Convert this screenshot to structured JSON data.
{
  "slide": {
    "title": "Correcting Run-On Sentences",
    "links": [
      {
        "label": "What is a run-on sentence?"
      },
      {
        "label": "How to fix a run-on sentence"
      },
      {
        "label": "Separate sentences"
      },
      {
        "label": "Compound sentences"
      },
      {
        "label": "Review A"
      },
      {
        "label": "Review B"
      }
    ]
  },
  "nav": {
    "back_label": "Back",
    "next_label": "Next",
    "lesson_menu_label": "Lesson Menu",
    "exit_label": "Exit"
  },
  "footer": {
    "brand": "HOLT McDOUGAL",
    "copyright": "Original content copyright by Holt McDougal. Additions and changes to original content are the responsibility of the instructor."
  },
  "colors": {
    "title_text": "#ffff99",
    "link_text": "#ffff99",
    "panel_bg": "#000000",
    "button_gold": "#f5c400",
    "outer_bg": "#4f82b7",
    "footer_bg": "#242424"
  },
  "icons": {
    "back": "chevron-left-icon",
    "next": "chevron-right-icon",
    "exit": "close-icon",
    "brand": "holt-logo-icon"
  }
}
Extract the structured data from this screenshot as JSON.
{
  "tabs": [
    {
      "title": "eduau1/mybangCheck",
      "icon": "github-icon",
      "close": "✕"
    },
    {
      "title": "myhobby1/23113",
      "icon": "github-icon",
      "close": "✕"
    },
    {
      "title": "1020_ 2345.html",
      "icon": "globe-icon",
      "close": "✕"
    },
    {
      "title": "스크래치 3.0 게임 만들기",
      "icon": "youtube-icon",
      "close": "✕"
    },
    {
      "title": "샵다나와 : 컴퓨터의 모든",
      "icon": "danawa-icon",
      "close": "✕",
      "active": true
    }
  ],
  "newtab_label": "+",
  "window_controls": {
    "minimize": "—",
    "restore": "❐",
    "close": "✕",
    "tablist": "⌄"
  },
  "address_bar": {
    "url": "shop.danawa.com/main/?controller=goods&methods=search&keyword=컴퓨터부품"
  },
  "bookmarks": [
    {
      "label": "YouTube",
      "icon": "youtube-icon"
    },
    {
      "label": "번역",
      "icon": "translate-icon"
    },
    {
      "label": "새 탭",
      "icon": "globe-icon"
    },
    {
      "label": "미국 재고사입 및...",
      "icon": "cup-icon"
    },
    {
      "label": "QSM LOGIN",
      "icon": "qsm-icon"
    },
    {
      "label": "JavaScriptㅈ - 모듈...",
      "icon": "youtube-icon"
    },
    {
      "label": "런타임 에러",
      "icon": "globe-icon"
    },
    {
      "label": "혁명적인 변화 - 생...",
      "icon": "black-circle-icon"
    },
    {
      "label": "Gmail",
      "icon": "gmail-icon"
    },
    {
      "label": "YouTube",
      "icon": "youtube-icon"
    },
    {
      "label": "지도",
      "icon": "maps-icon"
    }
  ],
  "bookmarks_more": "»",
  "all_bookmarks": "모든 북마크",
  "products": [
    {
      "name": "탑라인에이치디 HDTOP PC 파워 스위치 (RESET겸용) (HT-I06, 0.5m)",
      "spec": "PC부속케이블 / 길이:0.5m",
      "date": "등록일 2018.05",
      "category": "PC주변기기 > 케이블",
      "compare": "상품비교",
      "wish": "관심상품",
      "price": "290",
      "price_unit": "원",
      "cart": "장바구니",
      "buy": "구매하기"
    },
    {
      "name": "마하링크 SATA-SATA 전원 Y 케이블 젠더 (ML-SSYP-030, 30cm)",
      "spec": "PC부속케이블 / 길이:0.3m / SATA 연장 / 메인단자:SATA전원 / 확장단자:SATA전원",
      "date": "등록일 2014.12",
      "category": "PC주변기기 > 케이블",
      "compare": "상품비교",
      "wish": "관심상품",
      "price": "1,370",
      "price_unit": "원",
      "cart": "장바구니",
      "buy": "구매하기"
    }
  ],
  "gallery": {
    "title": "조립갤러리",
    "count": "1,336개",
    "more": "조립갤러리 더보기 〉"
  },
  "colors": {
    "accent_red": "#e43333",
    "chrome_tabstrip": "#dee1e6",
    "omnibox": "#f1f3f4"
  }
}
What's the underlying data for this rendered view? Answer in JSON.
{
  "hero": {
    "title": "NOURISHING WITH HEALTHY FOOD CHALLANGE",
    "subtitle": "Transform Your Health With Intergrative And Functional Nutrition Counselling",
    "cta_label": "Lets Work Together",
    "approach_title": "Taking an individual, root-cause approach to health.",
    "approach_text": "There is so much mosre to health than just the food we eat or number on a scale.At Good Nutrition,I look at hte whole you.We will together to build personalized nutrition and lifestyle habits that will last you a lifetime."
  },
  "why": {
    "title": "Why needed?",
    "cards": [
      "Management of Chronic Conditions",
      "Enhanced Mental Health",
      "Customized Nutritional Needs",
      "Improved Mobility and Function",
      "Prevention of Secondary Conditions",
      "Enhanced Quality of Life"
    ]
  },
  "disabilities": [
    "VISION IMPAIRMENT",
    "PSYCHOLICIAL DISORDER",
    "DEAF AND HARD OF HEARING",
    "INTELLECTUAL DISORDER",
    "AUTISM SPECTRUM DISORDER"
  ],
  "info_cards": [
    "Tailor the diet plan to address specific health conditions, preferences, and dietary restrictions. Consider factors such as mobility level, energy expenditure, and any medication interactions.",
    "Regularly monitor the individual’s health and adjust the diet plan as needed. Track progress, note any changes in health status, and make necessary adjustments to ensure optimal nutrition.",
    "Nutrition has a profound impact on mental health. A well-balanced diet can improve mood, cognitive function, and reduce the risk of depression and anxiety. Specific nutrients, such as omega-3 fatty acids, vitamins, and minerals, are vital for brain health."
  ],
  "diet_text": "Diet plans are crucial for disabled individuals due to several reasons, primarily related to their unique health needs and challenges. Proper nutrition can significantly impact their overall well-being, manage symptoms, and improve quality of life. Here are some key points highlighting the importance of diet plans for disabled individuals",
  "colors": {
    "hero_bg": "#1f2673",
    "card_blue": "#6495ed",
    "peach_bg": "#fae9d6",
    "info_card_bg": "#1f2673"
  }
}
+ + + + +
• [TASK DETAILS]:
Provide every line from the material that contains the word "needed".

• [EXERCISE RESPONSE]:
    "title": "Why needed?",
    "Regularly monitor the individual’s health and adjust the diet plan as needed. Track progress, note any changes in health status, and make necessary adjustments to ensure optimal nutrition.",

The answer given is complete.